> _PROBLEM DESCRIPTION_:
All lines in the records below that hold "Orders" are to be shown.

> _Excerpts from an interface dataset_:

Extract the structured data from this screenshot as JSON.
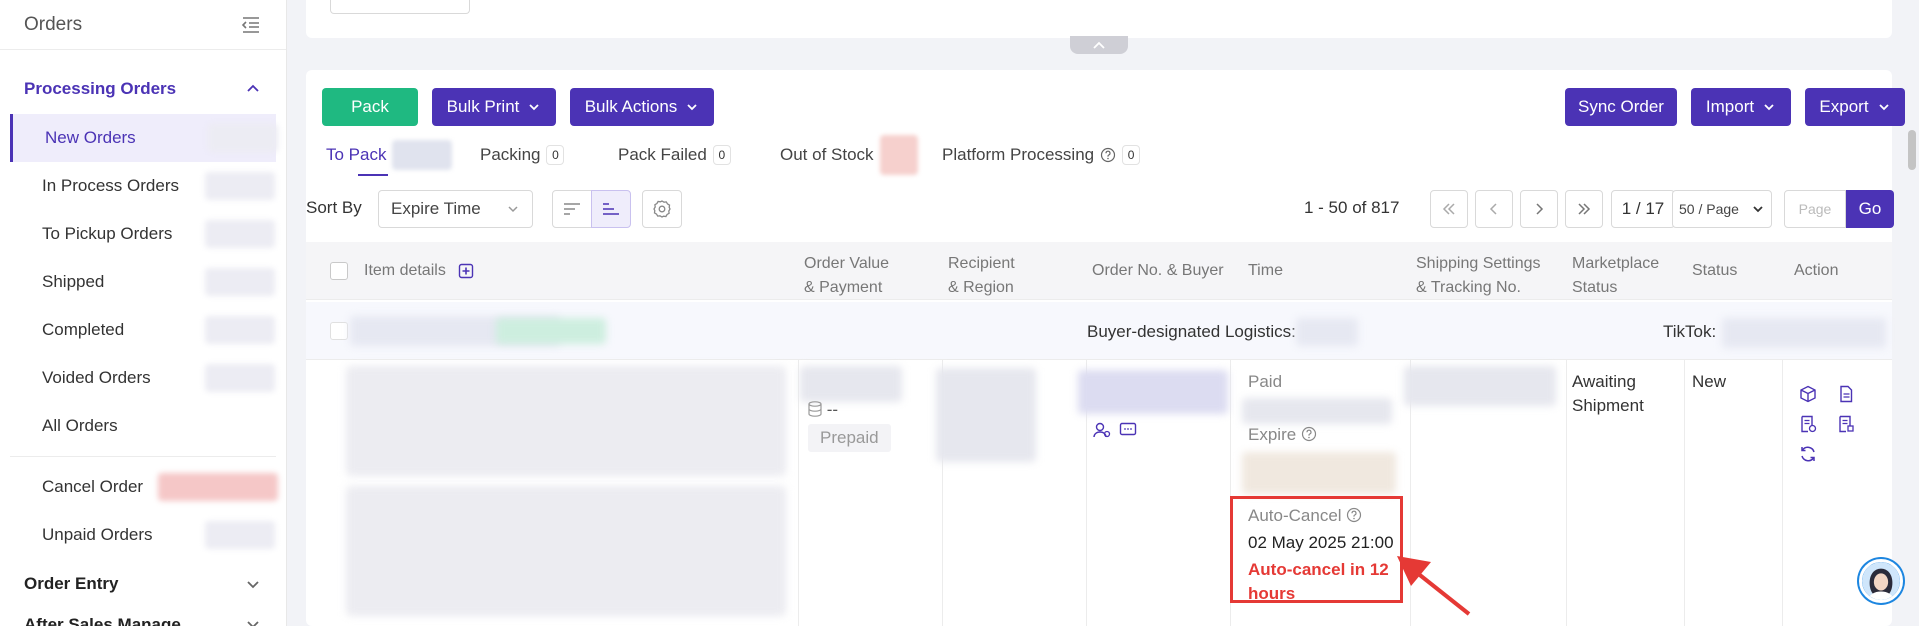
{
  "sidebar": {
    "title": "Orders",
    "groups": [
      {
        "label": "Processing Orders"
      },
      {
        "label": "Order Entry"
      },
      {
        "label": "After Sales Manage"
      }
    ],
    "items": [
      {
        "label": "New Orders"
      },
      {
        "label": "In Process Orders"
      },
      {
        "label": "To Pickup Orders"
      },
      {
        "label": "Shipped"
      },
      {
        "label": "Completed"
      },
      {
        "label": "Voided Orders"
      },
      {
        "label": "All Orders"
      },
      {
        "label": "Cancel Order"
      },
      {
        "label": "Unpaid Orders"
      }
    ]
  },
  "toolbar": {
    "pack": "Pack",
    "bulk_print": "Bulk Print",
    "bulk_actions": "Bulk Actions",
    "sync_order": "Sync Order",
    "import": "Import",
    "export": "Export"
  },
  "tabs": [
    {
      "label": "To Pack"
    },
    {
      "label": "Packing",
      "count": "0"
    },
    {
      "label": "Pack Failed",
      "count": "0"
    },
    {
      "label": "Out of Stock"
    },
    {
      "label": "Platform Processing",
      "count": "0"
    }
  ],
  "sort": {
    "label": "Sort By",
    "value": "Expire Time"
  },
  "pager": {
    "range": "1 - 50 of 817",
    "page": "1 / 17",
    "page_size": "50 / Page",
    "page_placeholder": "Page",
    "go": "Go"
  },
  "table": {
    "headers": {
      "item_details": "Item details",
      "order_value_1": "Order Value",
      "order_value_2": "& Payment",
      "recipient_1": "Recipient",
      "recipient_2": "& Region",
      "order_no": "Order No. & Buyer",
      "time": "Time",
      "shipping_1": "Shipping Settings",
      "shipping_2": "& Tracking No.",
      "marketplace_1": "Marketplace",
      "marketplace_2": "Status",
      "status": "Status",
      "action": "Action"
    },
    "group": {
      "logistics_label": "Buyer-designated Logistics:",
      "platform_label": "TikTok:"
    },
    "row": {
      "payment_value": "--",
      "payment_tag": "Prepaid",
      "paid_label": "Paid",
      "expire_label": "Expire",
      "auto_cancel_label": "Auto-Cancel",
      "auto_cancel_time": "02 May 2025 21:00",
      "auto_cancel_warning_1": "Auto-cancel in 12",
      "auto_cancel_warning_2": "hours",
      "marketplace_status_1": "Awaiting",
      "marketplace_status_2": "Shipment",
      "status": "New"
    }
  },
  "colors": {
    "accent": "#4b33b5",
    "green": "#1fb981",
    "warning": "#e53935"
  }
}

> _TASK RESPONSE_:
    "title": "Orders",
        "label": "Processing Orders"
        "label": "New Orders"
        "label": "In Process Orders"
        "label": "To Pickup Orders"
        "label": "Voided Orders"
        "label": "All Orders"
        "label": "Unpaid Orders"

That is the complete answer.